§ **Work request**
Provide the number of lines below that include "fill", without any other words.

§ **Given data**
______________________________

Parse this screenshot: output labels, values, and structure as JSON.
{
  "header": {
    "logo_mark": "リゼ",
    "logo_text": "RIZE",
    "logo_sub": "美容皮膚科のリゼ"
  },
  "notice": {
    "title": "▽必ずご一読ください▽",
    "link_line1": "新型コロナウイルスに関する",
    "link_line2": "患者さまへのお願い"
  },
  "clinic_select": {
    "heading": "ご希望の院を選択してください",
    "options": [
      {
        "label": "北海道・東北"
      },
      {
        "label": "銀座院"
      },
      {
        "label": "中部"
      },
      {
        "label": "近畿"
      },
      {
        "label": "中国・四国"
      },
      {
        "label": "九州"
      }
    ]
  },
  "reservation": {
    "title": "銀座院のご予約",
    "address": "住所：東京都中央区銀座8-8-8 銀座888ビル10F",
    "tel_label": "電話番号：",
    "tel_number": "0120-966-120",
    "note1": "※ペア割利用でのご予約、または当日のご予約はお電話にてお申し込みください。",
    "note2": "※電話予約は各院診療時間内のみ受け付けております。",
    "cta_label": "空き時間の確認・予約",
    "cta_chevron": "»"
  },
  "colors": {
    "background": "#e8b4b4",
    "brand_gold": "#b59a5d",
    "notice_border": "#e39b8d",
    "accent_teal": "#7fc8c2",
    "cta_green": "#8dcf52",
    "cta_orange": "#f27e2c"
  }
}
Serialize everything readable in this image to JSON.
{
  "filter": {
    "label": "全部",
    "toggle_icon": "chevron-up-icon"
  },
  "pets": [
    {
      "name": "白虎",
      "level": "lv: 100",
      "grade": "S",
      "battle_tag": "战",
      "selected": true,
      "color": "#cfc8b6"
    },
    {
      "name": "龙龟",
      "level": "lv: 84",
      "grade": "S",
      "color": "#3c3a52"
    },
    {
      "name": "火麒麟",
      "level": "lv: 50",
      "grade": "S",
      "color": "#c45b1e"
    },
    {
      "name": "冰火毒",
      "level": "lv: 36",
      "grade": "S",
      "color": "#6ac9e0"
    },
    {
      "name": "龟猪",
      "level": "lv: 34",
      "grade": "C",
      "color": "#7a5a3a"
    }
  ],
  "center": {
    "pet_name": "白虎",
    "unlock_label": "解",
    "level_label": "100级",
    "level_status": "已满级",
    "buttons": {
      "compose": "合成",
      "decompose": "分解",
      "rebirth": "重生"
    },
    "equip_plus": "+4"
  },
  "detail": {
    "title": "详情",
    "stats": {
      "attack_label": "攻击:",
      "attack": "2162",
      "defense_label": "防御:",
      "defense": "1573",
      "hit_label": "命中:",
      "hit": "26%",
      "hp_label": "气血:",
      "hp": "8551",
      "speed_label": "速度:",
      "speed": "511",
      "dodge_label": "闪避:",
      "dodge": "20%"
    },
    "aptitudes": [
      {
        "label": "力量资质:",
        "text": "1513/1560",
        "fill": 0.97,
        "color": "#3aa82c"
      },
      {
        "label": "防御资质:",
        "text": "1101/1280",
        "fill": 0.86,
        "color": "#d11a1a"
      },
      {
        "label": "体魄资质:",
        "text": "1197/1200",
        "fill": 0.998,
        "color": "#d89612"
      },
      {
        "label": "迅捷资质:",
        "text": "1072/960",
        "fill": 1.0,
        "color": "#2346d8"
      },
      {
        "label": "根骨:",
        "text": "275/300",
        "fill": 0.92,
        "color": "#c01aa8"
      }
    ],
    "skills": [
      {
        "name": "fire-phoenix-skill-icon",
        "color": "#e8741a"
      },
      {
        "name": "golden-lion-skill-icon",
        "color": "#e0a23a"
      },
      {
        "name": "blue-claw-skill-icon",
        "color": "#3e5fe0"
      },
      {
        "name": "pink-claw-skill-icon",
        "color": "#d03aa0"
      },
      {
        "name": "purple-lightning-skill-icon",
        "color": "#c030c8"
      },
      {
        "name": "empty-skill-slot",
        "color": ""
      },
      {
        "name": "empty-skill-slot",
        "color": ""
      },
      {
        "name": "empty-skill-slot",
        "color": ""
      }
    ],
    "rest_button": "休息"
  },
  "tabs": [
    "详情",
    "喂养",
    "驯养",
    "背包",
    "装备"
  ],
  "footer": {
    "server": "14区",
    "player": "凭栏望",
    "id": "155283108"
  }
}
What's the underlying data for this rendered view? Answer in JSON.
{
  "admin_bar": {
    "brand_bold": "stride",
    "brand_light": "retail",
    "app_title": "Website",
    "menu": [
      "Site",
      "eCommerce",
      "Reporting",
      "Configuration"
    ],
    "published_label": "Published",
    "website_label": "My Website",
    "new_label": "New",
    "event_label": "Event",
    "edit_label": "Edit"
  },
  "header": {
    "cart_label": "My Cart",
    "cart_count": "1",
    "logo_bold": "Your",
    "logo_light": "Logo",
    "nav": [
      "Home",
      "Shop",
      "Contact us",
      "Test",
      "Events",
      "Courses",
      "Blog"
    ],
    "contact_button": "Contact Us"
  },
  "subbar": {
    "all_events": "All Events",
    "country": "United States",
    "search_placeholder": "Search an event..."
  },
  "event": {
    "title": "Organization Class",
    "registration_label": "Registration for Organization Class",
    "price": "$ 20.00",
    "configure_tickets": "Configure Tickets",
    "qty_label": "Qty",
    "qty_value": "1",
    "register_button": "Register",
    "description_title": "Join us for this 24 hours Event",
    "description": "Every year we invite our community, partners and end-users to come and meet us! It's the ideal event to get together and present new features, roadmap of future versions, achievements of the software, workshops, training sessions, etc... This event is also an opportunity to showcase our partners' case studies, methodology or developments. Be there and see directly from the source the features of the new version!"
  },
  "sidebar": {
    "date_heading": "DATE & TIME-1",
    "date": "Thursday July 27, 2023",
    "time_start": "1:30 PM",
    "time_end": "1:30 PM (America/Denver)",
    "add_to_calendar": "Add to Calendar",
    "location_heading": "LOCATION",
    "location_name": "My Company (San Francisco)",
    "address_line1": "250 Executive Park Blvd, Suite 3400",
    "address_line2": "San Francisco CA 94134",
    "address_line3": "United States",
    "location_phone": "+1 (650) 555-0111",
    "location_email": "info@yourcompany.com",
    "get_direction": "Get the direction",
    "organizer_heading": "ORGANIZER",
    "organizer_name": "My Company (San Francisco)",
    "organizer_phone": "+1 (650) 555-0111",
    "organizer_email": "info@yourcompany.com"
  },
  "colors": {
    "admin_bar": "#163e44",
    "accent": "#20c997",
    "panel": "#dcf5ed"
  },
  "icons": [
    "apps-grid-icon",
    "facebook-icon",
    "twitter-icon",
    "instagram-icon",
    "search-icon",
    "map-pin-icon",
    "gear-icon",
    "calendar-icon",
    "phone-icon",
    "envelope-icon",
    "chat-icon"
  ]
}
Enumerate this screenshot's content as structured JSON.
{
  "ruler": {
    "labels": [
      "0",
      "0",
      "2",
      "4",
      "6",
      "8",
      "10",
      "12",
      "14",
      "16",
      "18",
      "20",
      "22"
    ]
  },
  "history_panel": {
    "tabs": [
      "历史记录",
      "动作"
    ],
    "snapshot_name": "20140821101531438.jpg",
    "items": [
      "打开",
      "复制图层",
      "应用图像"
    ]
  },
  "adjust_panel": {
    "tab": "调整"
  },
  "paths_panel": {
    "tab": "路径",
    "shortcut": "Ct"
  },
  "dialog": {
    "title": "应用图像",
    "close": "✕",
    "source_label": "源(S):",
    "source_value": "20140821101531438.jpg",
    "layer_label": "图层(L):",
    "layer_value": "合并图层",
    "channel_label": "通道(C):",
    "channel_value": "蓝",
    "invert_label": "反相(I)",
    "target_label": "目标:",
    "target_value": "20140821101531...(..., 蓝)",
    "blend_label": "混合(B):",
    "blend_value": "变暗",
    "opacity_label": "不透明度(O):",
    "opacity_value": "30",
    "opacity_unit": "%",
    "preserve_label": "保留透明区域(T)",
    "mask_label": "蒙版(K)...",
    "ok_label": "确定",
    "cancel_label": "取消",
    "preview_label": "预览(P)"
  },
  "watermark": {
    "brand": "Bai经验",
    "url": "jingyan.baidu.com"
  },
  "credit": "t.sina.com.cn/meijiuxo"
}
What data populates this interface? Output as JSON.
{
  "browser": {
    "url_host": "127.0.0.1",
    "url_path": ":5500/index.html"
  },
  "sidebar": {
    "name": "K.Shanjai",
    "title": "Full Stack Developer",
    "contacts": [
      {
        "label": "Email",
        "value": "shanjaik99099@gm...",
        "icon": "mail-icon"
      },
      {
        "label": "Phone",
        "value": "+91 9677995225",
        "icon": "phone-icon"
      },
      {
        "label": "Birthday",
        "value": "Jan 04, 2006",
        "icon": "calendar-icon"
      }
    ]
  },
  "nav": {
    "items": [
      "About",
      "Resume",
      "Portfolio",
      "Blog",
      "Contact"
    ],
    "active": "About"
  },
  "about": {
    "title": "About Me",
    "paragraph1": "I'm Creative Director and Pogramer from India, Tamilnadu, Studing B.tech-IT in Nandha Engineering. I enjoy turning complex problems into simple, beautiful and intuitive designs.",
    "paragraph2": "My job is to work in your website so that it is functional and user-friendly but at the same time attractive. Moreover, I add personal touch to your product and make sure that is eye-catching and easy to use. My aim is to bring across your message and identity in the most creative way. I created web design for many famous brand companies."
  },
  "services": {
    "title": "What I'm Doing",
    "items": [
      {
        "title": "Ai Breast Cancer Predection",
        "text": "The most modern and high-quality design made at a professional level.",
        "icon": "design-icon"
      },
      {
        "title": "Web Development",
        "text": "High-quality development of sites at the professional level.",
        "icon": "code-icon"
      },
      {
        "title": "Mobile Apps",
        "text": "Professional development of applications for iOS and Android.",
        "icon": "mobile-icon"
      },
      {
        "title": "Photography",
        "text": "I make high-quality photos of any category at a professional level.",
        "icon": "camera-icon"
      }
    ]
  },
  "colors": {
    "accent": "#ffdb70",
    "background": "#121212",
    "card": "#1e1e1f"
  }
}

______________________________

§ **Solution to the problem**
5